Home / Social media / Cars / Does this generational Audi RS3 drag race prove that new isn't always better?


Audi’s RS3 is one of the world’s most popular performance hatchbacks that has a cult-like following the world over. Featuring a 5-pot powerplant with one of the best soundtracks there is, that extra cylinder has made all the difference when it comes to power figures and performance figures. The more than average power figure for a hatchback is coupled to an all-wheel drive setup that gives the car points on the twisties too. When we saw the first generation released it was almost like a little supercar that your average Joe could afford without adding a 3rd bond to the house. The generation that followed was even better in terms of, well, everything.

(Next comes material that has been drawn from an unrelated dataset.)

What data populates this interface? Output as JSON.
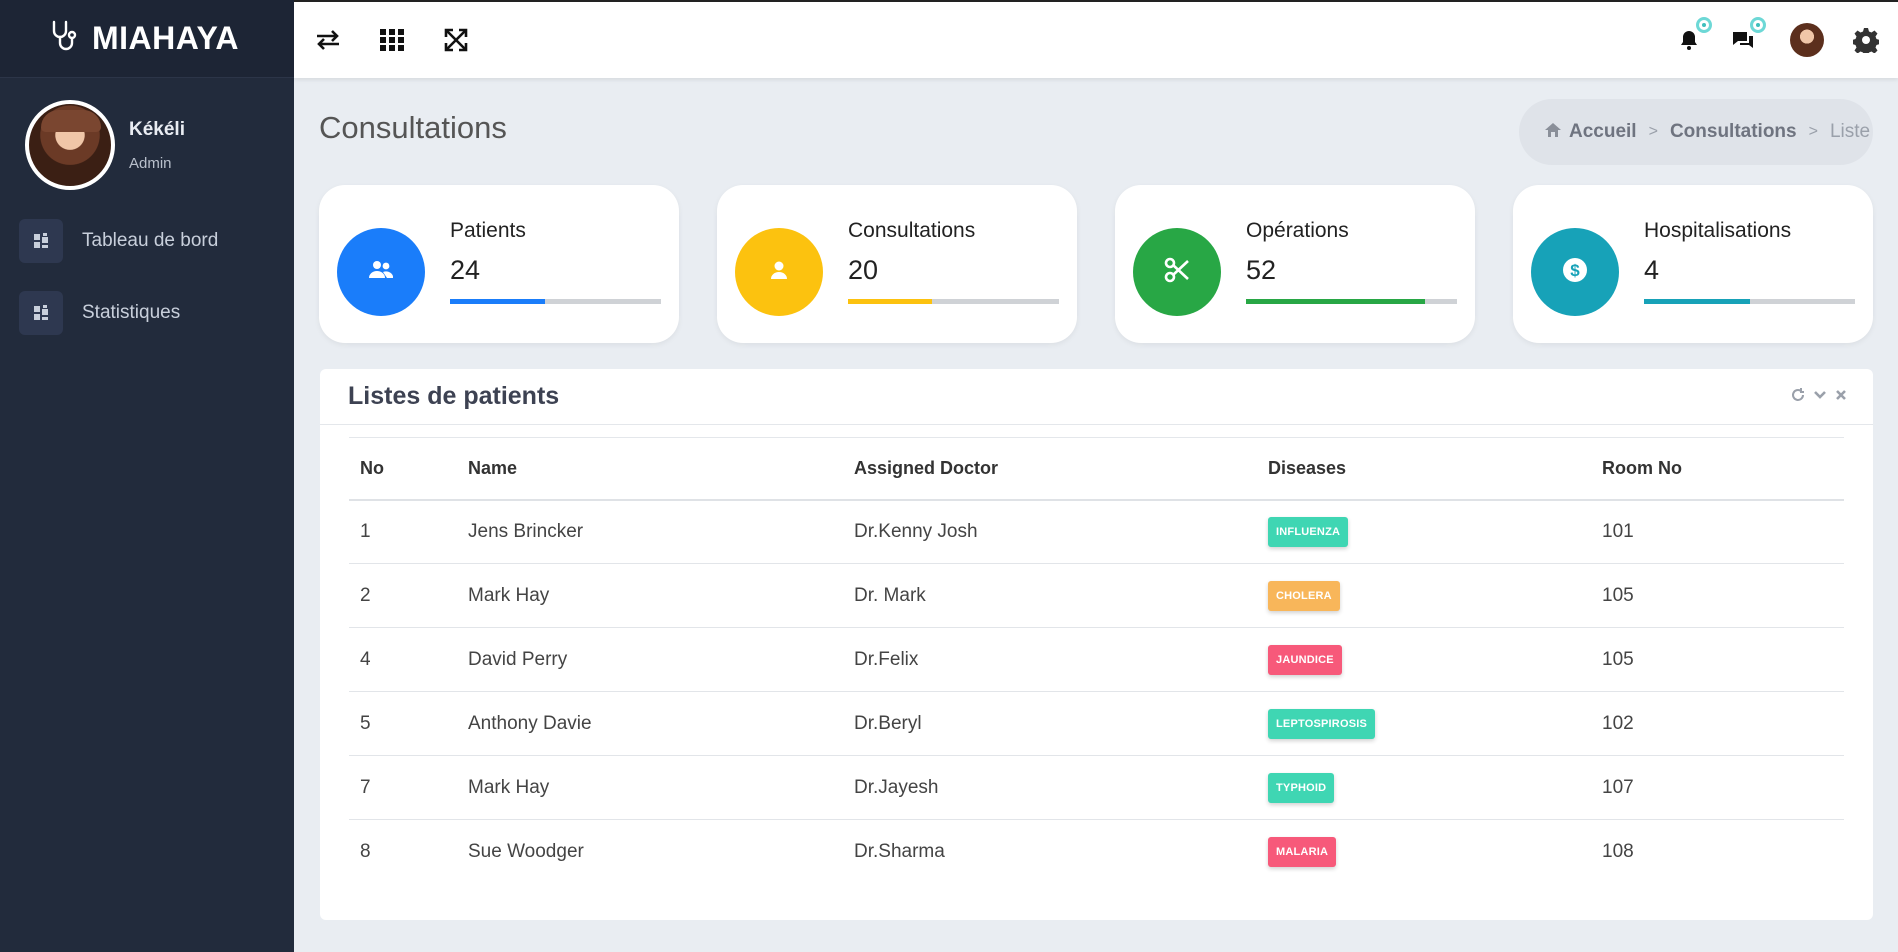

All the specs were better, on paper the numbers all improved so much that the end product was a car that’s still very much sought after even with an all-new model recently released. This generation of the RS3 is once again better when comparing it to the outgoing model, and those who have the means have upgraded, or plan to upgrade. The all-new RS3 is a beast in every way, and that extends to the price tag too, unfortunately. Just the like Golf GTi, the sales tag puts the car out of reach of most enthusiast drivers and owners, so the car would need to be a heck of a lot better than before to justify the bad financial decision. Is it though?

The Audi RS3 is in its 3rd generation (with a decent facelift in between). The first-gen RS3 features that signature turbocharged 2.5-litre 5-cylinder powerplant that’s rated at a healthy 254 kW with 480Nm of torque. This first-gen weighs in at 1 575 kg. The second generation has that same turbocharged 5-pot but the bump in power saw the power figure rise to 298 kw while the torque remained at 480 Nm, but the car was 65 kg lighter than the previous generation, and this meant it was quicker all round. The latest incarnation of the Audi RS 3 is rather good to look at, and the same turbocharged 2.5-litre 5-cylinder lump is now rated with the same power at 298 kW, but this time the torque saw a bump to 500 Nm and it’s gained back that previously lost 65 kg. When you look at all these figures, it looks like the weight and the power figures sort of even things out, so how would all of this equate to real world driving conditions.

Take a look at the YouTube video from our mate Mat where he pits the various RS3 models up against each other with some rather surprising results - will it upset new RS3 owners? Will those who ordered a new one cancel? Watch to find out: Proof new cars AREN'T worth it? DRAG RACE | carwow

Be sure to check out our YouTube channel here for more exciting and exclusive SXdrv content! And don't forget to smash that subscribe button!

Volkswagen's range-topping Golf R and Tiguan R arrive in SA - sort of.
BMW and Kith bridge the gap between electric and ICE with a BMW i4 M50 and the '72 BMW 1602 Elektro
The Opel Corsa - a history in pictures
The 154 kW BMW S 1000 RR is here!
The EB110 Supersport-inspired Bugatti Centodieci arrives - instantly sold out.
The Spirit of Carrera RS display pays homage to 50 years of Porsche RS
After 40 years Opel's Corsa is set to be as popular in the future.
BMW's entry to the SAV market is a 480kW electrically-assisted beast.
NIMSO track-preps the new Nissan Z, the resulting an awesome Nissan Z GT4